BAGHDAD -- Ahmed Chalabi, a secular Shi'ite once known for his ties to Washington, and Dr. Ibrahim Jaafari, the conservative interim vice president, will face off in a secret ballot today to determine who will be the Shi'ite majority's choice for Iraqi prime minister, officials said.
The decision to hold a secret ballot was made after the clergy-backed United Iraqi Alliance, which has most of the seats in the 275-member National Assembly, was unable to decide on a nominee -- despite days of negotiations.
Chalabi spokesman Haidar al-Moussawi said the most powerful man in predominantly Shi'ite Iraq, Grand Ayatollah Ali al-Sistani, met with interim Finance Minister Adil Abdul-Mahdi in the southern city of Najaf and gave his backing for whatever decision the alliance makes.
"Al-Sistani assured that whoever the alliance will choose, he will agree on him," Moussawi said.
Although Chalabi and his supporters assert that he had the support needed for the nomination, the vote between the two 58-year-old men was anything but a sure thing.
The Supreme Council for Islamic Revolution in Iraq, the main group making up the alliance, had tried to persuade Chalabi to quit the race, some of its senior officials said.
Whoever wins the ballot, he will face interim Prime Minister Iyad Allawi, 59, whose party came in third after a Kurdish coalition and received 40 seats.
Jaafari, the president of the Islamic Dawa Party, is also Western-oriented but is considered by many to be a cleric in a business suit.
Chalabi is a former exile leader who heavily promoted the idea that Saddam Hussein had weapons of mass destruction but later fell out with some key members of the Bush administration over allegations that he passed secrets to Iran.
A two-thirds majority -- 182 seats -- is needed to confirm the next president, two vice presidents, the prime minister, and his Cabinet. The presidential posts are largely ceremonial and the true power lies with the prime minister.
Alliance representatives had gathered yesterday to decide which two candidates would face a secret ballot among its 140 members elected to the assembly Jan. 30. The main contenders and power-brokers later had dinner in a heavily fortified building that serves as the headquarters for Abdel-Aziz al-Hakim, leader of the Supreme Council for Islamic Revolution in Iraq.
According to insiders, mostly in the Chalabi camp, he has the support of about 80 members -- a group said to represent independents, Kurds, women, and those close to radical Shi'ite cleric Moqtada al-Sadr.
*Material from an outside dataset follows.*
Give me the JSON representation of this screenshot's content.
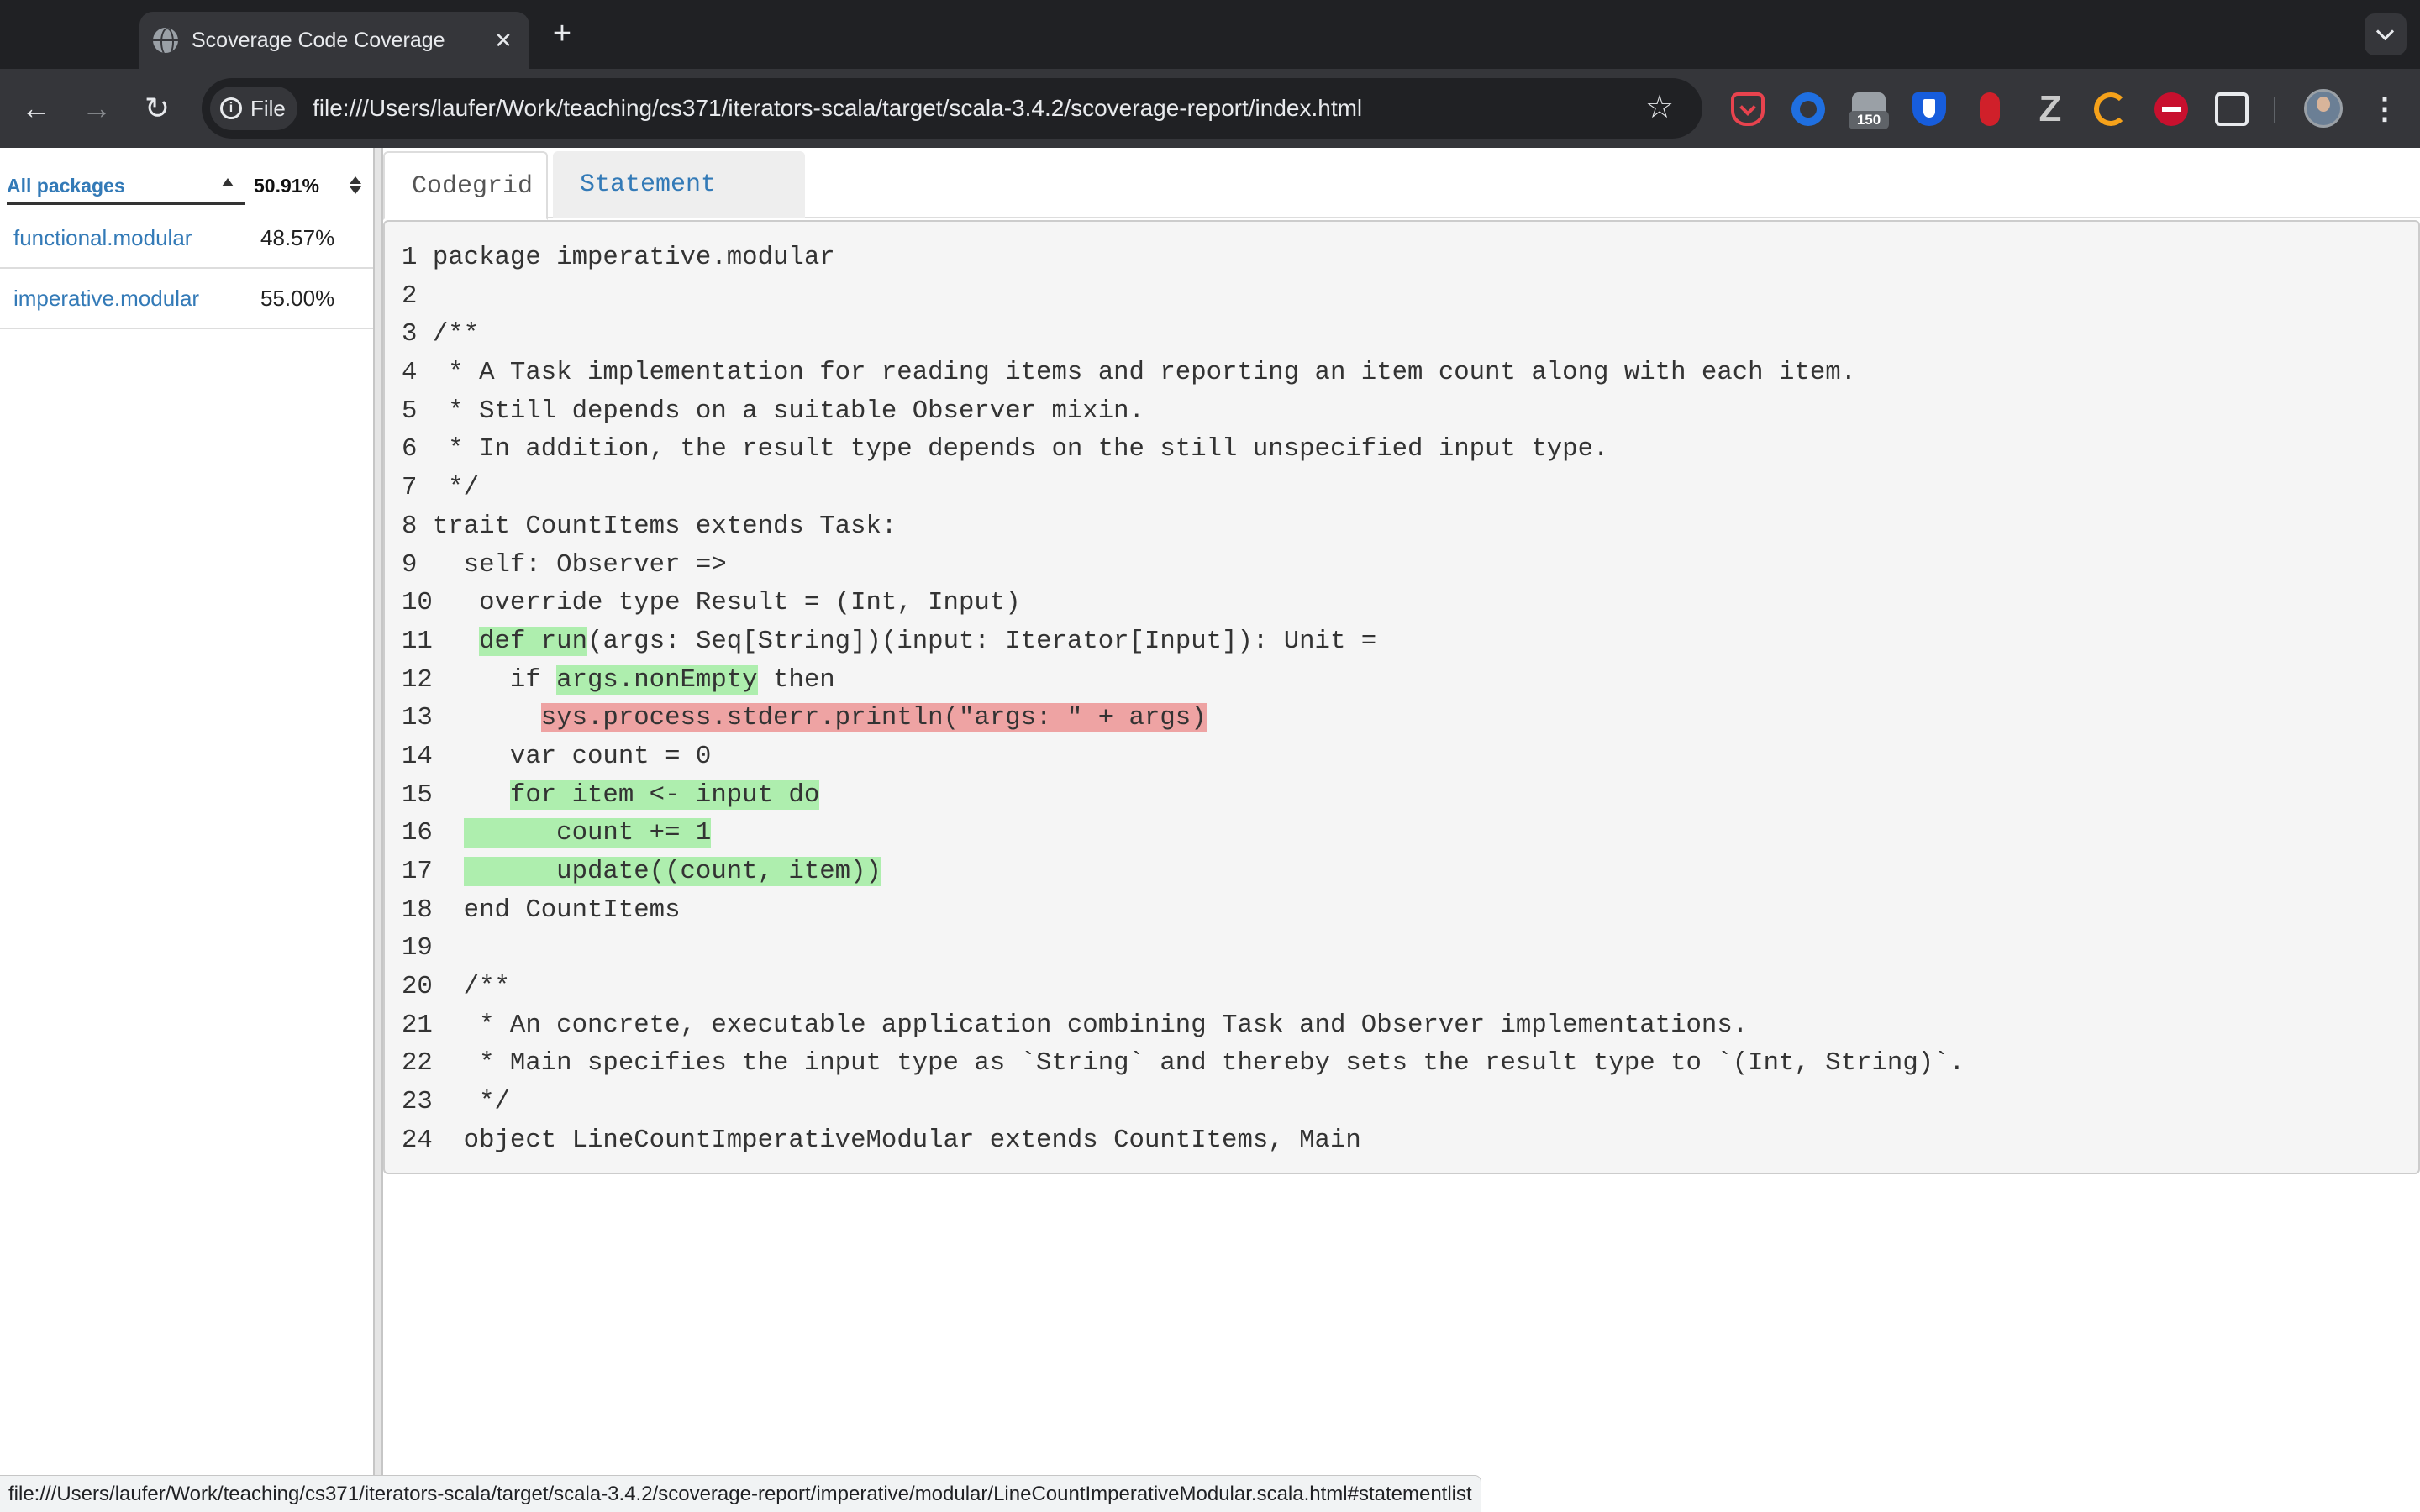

Meanwhile, US Marines targeted insurgents in raids on houses on the second day of an offensive in several troubled cities west of Baghdad.
In Ramadi, Marines set up checkpoints, searched cars, imposed a nighttime curfew, and sealed off sections of the city.